Three brief profiles of Englishmen at the peak of the fashion establishment. Each of them worthy expositors of Hume’s civilisational goal, the refinement of the arts and sciences.
I love this passage from an interview with Edward Enninful, editor of British Vogue:
“I used to spend all my money on books I couldn’t afford just so I could learn about the people who had been before — all the great editors, the great designers. You have to study. [Styling] is not just going to a party and thinking you’re fabulous because you know how to put outfits together,” he says, likening styling more to acting or singing. “You have to study your craft.”
Enninful is very much establishment: as the journalist jubilantly tell us, “he has the power to determine whose stories are told at all” (https://www.washingtonpost.com/graphics/2018/lifestyle/edward-enninful-vogue-fashion-editor/). V&R Chapter 7 reviews Kolnai’s arguments for the moral positivity of privilege and establishment, and it is good to see an establishment figure so bookish.
Andrew Bolton is an establishment figure par excellence. He sets the themes for the Met’s annual fashion exhibition. He grew up in Lancashire, close to where I did, and studied anthropology at the University of East Anglia, in the lovely city of Norwich. Oddly enough, the Kolnai archive was housed there for a while. Again, it is good to see an establishment fashion figure with such a solid theoretical background (https://www.anothermag.com/fashion-beauty/11816/andrew-bolton-met-gala-anna-wintour-alexander-mcqueen-sarabande).
Sir Jony Ive has semi-retired from Apple and it is likely no person has shaped the beauty of our contemporary world more than him. Not only has the Queen made him a KBE, he is also the Chancellor of the Royal College of Art, and outgoing design chief at Apple. Sir Jony was instrumental in making Apple the establishment company it is today. This interesting article points out that the iPhone is a net benefit to the environment. It is a classic Humean example: even though the iPhone does require some unusual minerals, it has replaced a swath of other electrical gadgets that have all been rolled into the iPhone’s own functionality.
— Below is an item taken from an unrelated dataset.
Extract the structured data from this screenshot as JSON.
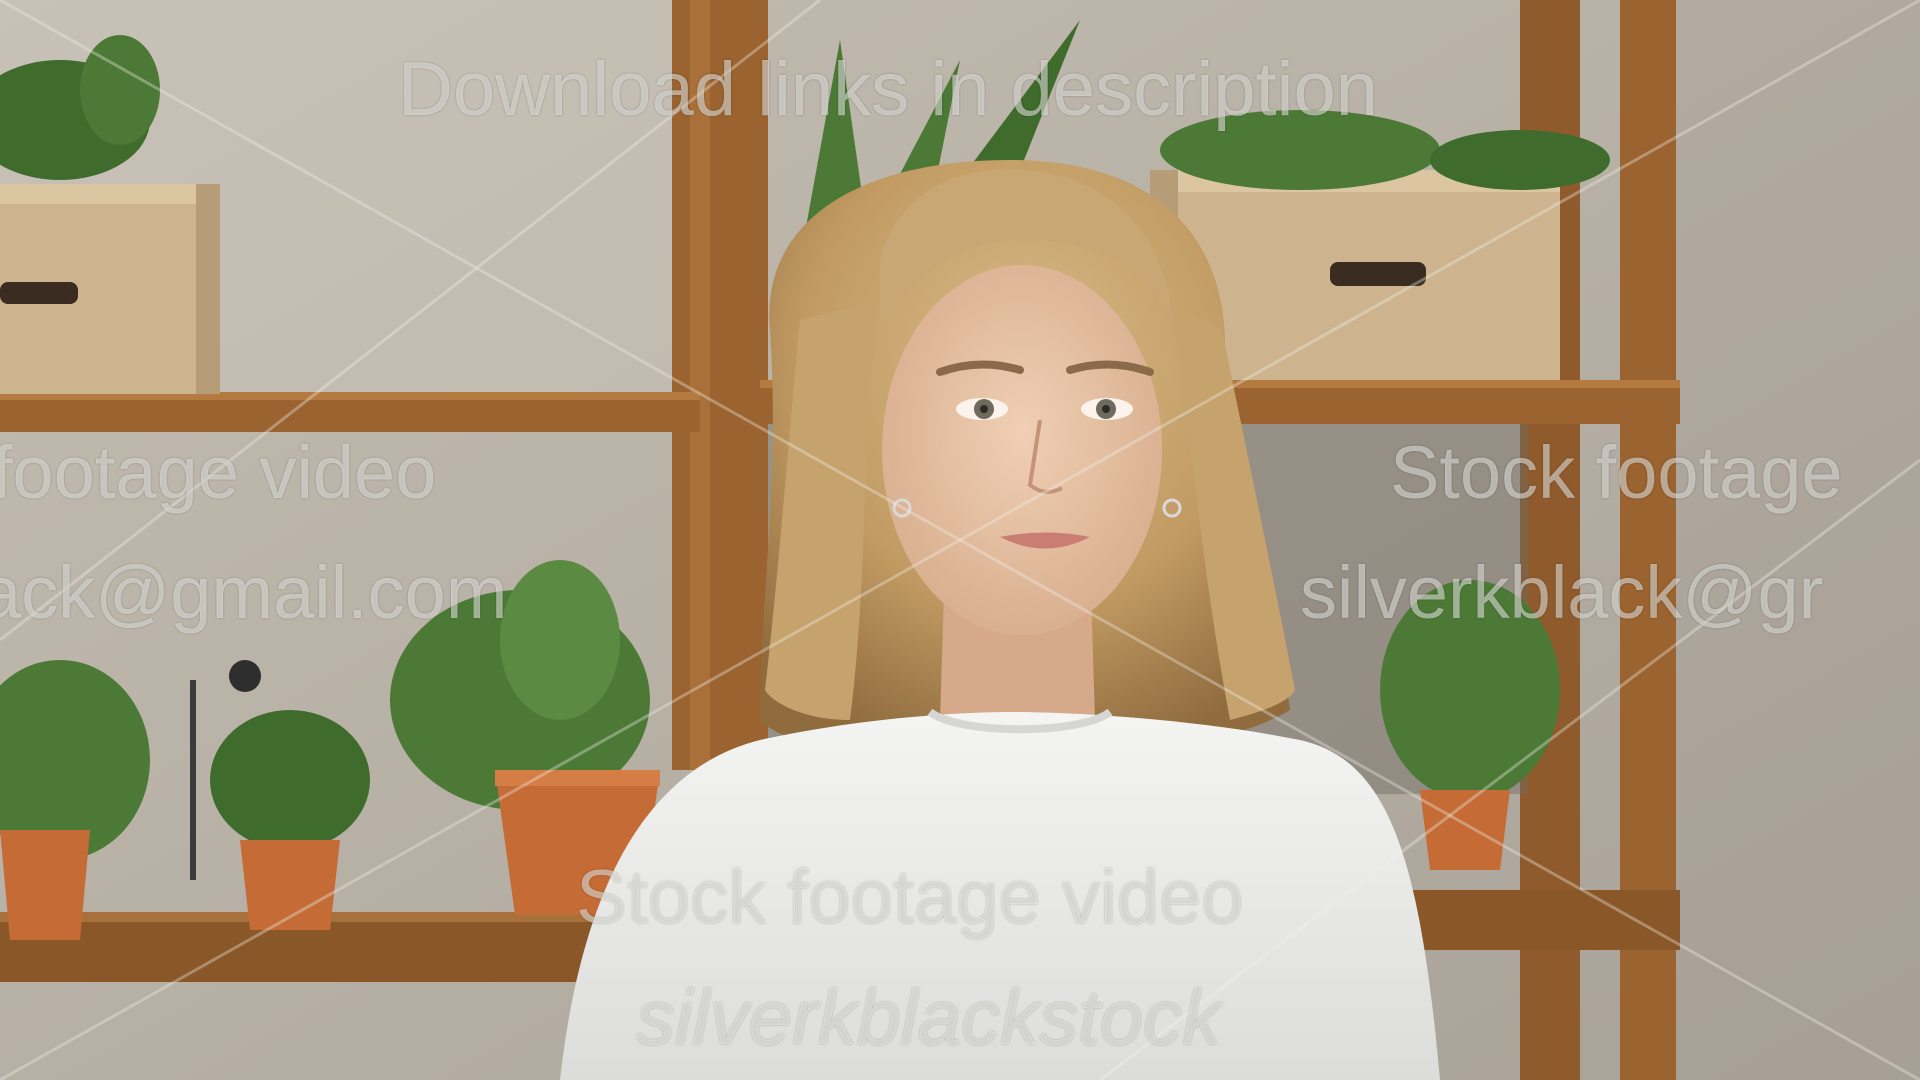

Apple’s refinement of the arts and sciences has helped dematerialize tech and limited industrialism’s impact on our geography (https://www.wired.com/story/iphone-environment-consumption/).